**Exercise directions:** Repeat the whole listing, keeping each line as it is.

--- START ---

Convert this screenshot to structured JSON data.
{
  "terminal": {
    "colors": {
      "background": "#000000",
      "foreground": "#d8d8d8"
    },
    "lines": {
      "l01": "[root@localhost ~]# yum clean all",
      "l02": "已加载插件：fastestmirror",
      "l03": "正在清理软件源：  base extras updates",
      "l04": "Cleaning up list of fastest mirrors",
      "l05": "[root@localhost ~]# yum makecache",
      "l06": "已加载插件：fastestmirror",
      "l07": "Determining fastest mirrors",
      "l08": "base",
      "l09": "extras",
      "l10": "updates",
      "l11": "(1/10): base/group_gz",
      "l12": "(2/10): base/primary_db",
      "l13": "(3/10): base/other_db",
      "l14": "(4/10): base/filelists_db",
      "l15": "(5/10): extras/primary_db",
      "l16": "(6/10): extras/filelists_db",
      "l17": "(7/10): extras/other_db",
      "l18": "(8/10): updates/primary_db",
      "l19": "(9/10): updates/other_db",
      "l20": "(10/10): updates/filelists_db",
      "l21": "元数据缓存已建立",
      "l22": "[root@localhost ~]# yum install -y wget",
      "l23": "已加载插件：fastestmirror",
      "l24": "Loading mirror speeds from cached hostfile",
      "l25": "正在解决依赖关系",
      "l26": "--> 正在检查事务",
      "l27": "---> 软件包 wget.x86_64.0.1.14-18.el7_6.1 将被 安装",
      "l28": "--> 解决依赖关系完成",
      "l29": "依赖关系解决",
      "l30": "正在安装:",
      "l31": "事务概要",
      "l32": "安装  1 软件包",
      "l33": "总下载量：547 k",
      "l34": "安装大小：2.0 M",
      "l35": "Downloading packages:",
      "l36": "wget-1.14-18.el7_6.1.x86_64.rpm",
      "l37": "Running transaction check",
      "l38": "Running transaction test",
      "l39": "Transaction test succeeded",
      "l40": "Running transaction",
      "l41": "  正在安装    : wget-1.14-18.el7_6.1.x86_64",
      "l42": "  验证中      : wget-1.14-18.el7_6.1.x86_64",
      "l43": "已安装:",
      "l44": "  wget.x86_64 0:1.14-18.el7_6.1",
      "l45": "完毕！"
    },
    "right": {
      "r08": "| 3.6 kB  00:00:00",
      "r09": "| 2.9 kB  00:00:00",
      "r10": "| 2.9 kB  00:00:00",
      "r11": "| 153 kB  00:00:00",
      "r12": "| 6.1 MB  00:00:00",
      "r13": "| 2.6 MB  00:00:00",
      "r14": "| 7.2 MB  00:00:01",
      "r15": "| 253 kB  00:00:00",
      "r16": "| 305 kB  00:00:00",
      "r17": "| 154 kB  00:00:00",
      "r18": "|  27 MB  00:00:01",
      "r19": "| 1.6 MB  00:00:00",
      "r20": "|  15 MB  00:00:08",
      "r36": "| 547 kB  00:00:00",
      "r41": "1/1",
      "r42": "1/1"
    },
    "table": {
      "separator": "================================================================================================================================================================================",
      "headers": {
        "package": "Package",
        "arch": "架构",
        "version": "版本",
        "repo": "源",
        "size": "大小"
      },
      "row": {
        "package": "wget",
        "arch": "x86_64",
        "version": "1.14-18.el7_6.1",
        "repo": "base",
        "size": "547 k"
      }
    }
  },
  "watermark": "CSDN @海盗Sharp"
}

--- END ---

**Solution:**
Convert this screenshot to structured JSON data.
{
  "terminal": {
    "colors": {
      "background": "#000000",
      "foreground": "#d8d8d8"
    },
    "lines": {
      "l01": "[root@localhost ~]# yum clean all",
      "l02": "已加载插件：fastestmirror",
      "l03": "正在清理软件源：  base extras updates",
      "l04": "Cleaning up list of fastest mirrors",
      "l05": "[root@localhost ~]# yum makecache",
      "l06": "已加载插件：fastestmirror",
      "l07": "Determining fastest mirrors",
      "l08": "base",
      "l09": "extras",
      "l10": "updates",
      "l11": "(1/10): base/group_gz",
      "l12": "(2/10): base/primary_db",
      "l13": "(3/10): base/other_db",
      "l14": "(4/10): base/filelists_db",
      "l15": "(5/10): extras/primary_db",
      "l16": "(6/10): extras/filelists_db",
      "l17": "(7/10): extras/other_db",
      "l18": "(8/10): updates/primary_db",
      "l19": "(9/10): updates/other_db",
      "l20": "(10/10): updates/filelists_db",
      "l21": "元数据缓存已建立",
      "l22": "[root@localhost ~]# yum install -y wget",
      "l23": "已加载插件：fastestmirror",
      "l24": "Loading mirror speeds from cached hostfile",
      "l25": "正在解决依赖关系",
      "l26": "--> 正在检查事务",
      "l27": "---> 软件包 wget.x86_64.0.1.14-18.el7_6.1 将被 安装",
      "l28": "--> 解决依赖关系完成",
      "l29": "依赖关系解决",
      "l30": "正在安装:",
      "l31": "事务概要",
      "l32": "安装  1 软件包",
      "l33": "总下载量：547 k",
      "l34": "安装大小：2.0 M",
      "l35": "Downloading packages:",
      "l36": "wget-1.14-18.el7_6.1.x86_64.rpm",
      "l37": "Running transaction check",
      "l38": "Running transaction test",
      "l39": "Transaction test succeeded",
      "l40": "Running transaction",
      "l41": "  正在安装    : wget-1.14-18.el7_6.1.x86_64",
      "l42": "  验证中      : wget-1.14-18.el7_6.1.x86_64",
      "l43": "已安装:",
      "l44": "  wget.x86_64 0:1.14-18.el7_6.1",
      "l45": "完毕！"
    },
    "right": {
      "r08": "| 3.6 kB  00:00:00",
      "r09": "| 2.9 kB  00:00:00",
      "r10": "| 2.9 kB  00:00:00",
      "r11": "| 153 kB  00:00:00",
      "r12": "| 6.1 MB  00:00:00",
      "r13": "| 2.6 MB  00:00:00",
      "r14": "| 7.2 MB  00:00:01",
      "r15": "| 253 kB  00:00:00",
      "r16": "| 305 kB  00:00:00",
      "r17": "| 154 kB  00:00:00",
      "r18": "|  27 MB  00:00:01",
      "r19": "| 1.6 MB  00:00:00",
      "r20": "|  15 MB  00:00:08",
      "r36": "| 547 kB  00:00:00",
      "r41": "1/1",
      "r42": "1/1"
    },
    "table": {
      "separator": "================================================================================================================================================================================",
      "headers": {
        "package": "Package",
        "arch": "架构",
        "version": "版本",
        "repo": "源",
        "size": "大小"
      },
      "row": {
        "package": "wget",
        "arch": "x86_64",
        "version": "1.14-18.el7_6.1",
        "repo": "base",
        "size": "547 k"
      }
    }
  },
  "watermark": "CSDN @海盗Sharp"
}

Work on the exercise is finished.